Input records:
----------------------------------------

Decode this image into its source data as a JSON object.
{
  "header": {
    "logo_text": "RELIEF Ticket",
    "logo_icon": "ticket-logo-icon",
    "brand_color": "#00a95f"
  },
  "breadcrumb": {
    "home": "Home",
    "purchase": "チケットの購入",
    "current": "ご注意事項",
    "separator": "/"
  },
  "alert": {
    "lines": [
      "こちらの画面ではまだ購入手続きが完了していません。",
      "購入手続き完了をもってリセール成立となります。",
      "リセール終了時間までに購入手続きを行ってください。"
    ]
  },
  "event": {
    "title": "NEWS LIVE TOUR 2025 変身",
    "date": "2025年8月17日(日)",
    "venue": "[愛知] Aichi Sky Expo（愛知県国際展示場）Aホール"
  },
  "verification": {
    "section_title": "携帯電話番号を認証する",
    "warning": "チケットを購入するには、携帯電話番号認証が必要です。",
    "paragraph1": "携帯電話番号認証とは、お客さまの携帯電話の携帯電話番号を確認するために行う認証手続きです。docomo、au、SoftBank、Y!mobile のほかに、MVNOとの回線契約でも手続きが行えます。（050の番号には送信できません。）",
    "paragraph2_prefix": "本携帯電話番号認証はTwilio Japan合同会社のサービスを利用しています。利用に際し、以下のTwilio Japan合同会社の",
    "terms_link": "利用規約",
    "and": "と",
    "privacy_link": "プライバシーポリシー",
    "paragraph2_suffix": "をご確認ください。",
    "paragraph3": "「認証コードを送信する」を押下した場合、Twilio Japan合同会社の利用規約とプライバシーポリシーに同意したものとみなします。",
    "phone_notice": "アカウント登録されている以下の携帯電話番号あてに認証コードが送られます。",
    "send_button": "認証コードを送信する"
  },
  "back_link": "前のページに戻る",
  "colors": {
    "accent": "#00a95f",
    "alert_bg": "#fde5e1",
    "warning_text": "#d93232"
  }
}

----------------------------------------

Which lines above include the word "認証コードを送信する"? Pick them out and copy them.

Response area:
    "paragraph3": "「認証コードを送信する」を押下した場合、Twilio Japan合同会社の利用規約とプライバシーポリシーに同意したものとみなします。",
    "send_button": "認証コードを送信する"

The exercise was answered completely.